Content starts

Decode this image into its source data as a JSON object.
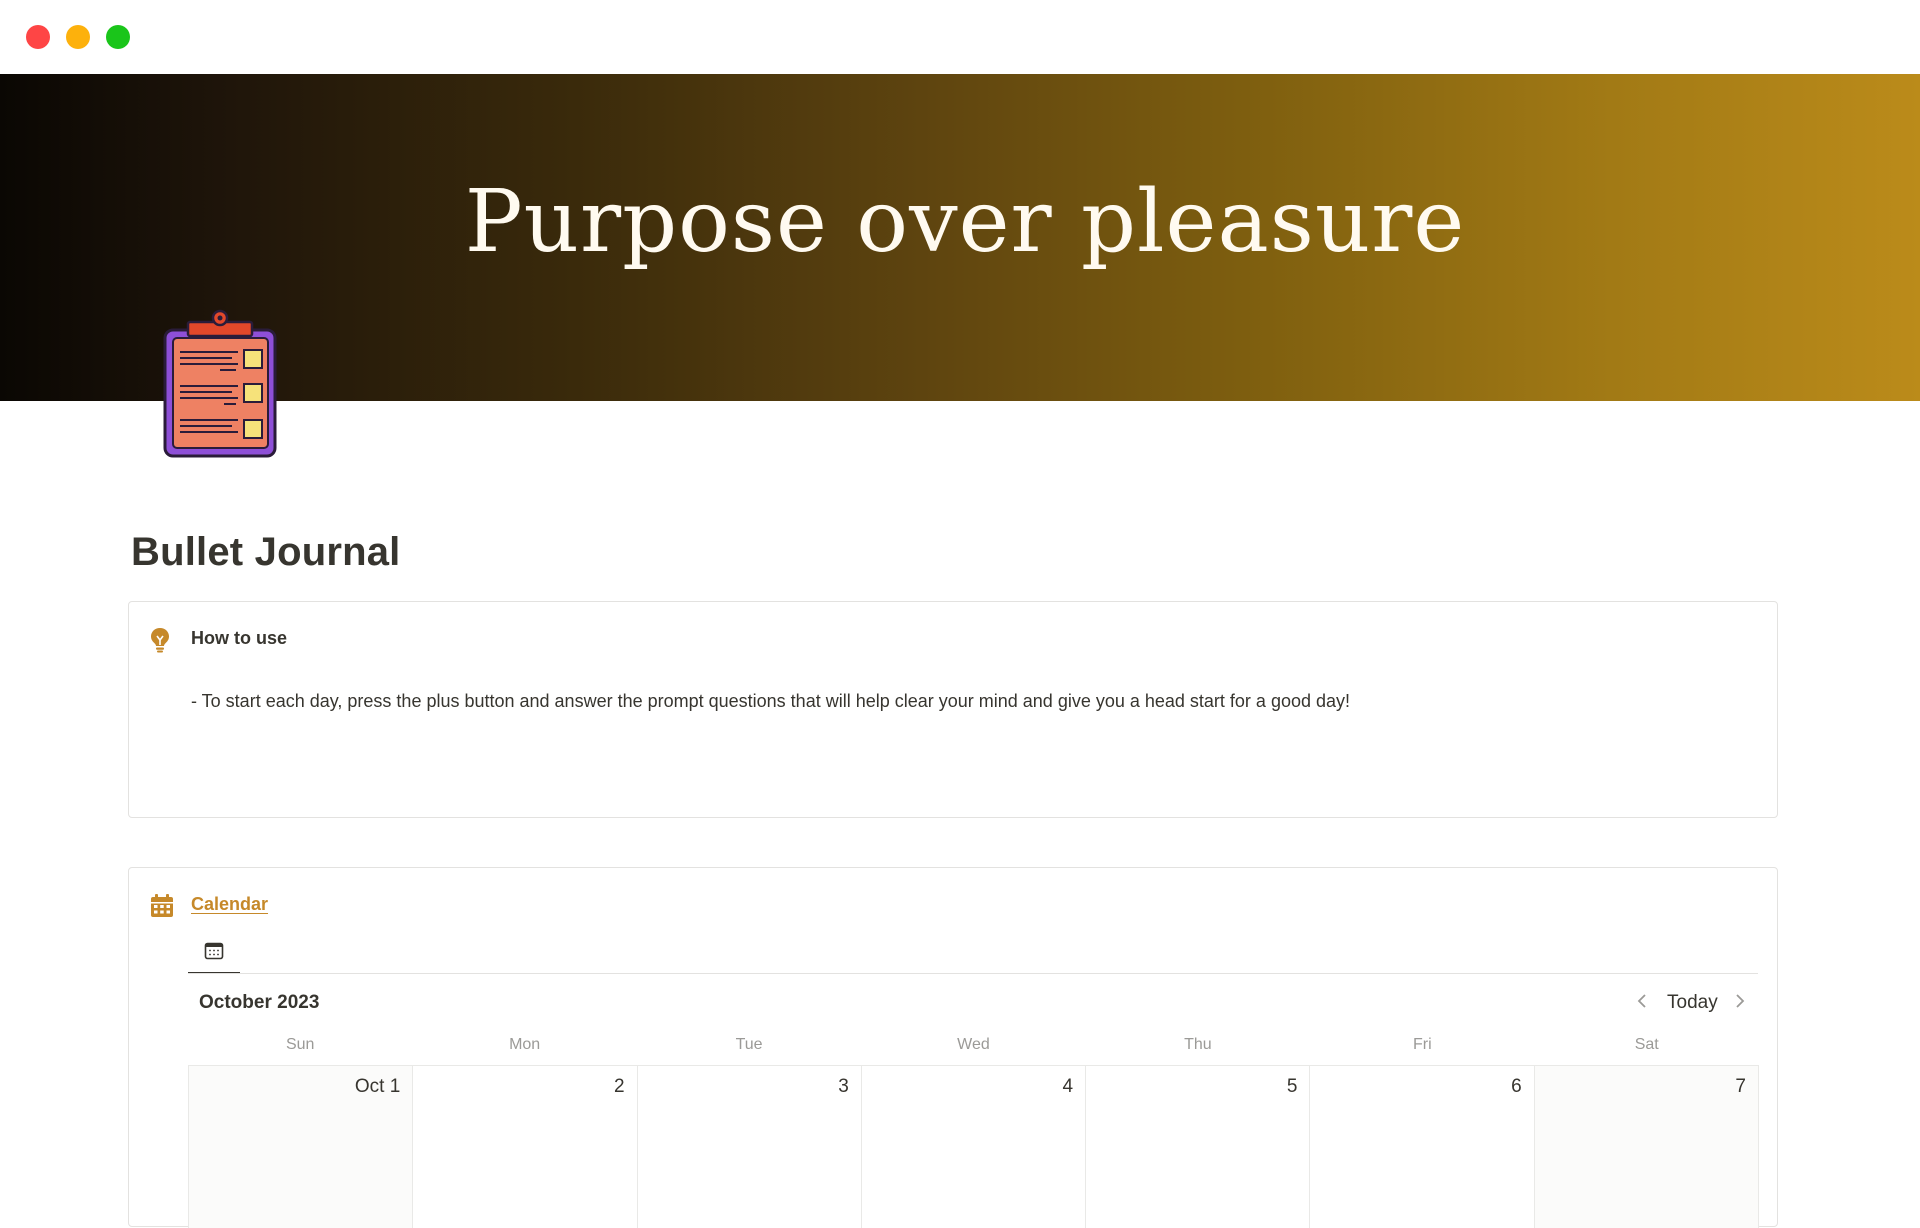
{
  "window": {
    "controls": [
      "close",
      "minimize",
      "maximize"
    ]
  },
  "cover": {
    "title": "Purpose over pleasure",
    "gradient_colors": [
      "#0a0703",
      "#5e440f",
      "#bb8b1a"
    ]
  },
  "page": {
    "icon": "clipboard-checklist-icon",
    "title": "Bullet Journal"
  },
  "callout": {
    "icon": "lightbulb-icon",
    "heading": "How to use",
    "text": "- To start each day, press the plus button and answer the prompt questions that will help clear your mind and give you a head start for a good day!"
  },
  "calendar": {
    "icon": "calendar-icon",
    "title": "Calendar",
    "accent_color": "#c6892a",
    "view_tab_icon": "calendar-view-icon",
    "month": "October 2023",
    "nav": {
      "prev_icon": "chevron-left-icon",
      "today": "Today",
      "next_icon": "chevron-right-icon"
    },
    "weekdays": [
      "Sun",
      "Mon",
      "Tue",
      "Wed",
      "Thu",
      "Fri",
      "Sat"
    ],
    "days": [
      "Oct 1",
      "2",
      "3",
      "4",
      "5",
      "6",
      "7"
    ]
  }
}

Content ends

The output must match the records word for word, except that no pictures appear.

Task output
Decode this image into its source data as a JSON object.
{
  "window": {
    "controls": [
      "close",
      "minimize",
      "maximize"
    ]
  },
  "cover": {
    "title": "Purpose over pleasure",
    "gradient_colors": [
      "#0a0703",
      "#5e440f",
      "#bb8b1a"
    ]
  },
  "page": {
    "icon": "clipboard-checklist-icon",
    "title": "Bullet Journal"
  },
  "callout": {
    "icon": "lightbulb-icon",
    "heading": "How to use",
    "text": "- To start each day, press the plus button and answer the prompt questions that will help clear your mind and give you a head start for a good day!"
  },
  "calendar": {
    "icon": "calendar-icon",
    "title": "Calendar",
    "accent_color": "#c6892a",
    "view_tab_icon": "calendar-view-icon",
    "month": "October 2023",
    "nav": {
      "prev_icon": "chevron-left-icon",
      "today": "Today",
      "next_icon": "chevron-right-icon"
    },
    "weekdays": [
      "Sun",
      "Mon",
      "Tue",
      "Wed",
      "Thu",
      "Fri",
      "Sat"
    ],
    "days": [
      "Oct 1",
      "2",
      "3",
      "4",
      "5",
      "6",
      "7"
    ]
  }
}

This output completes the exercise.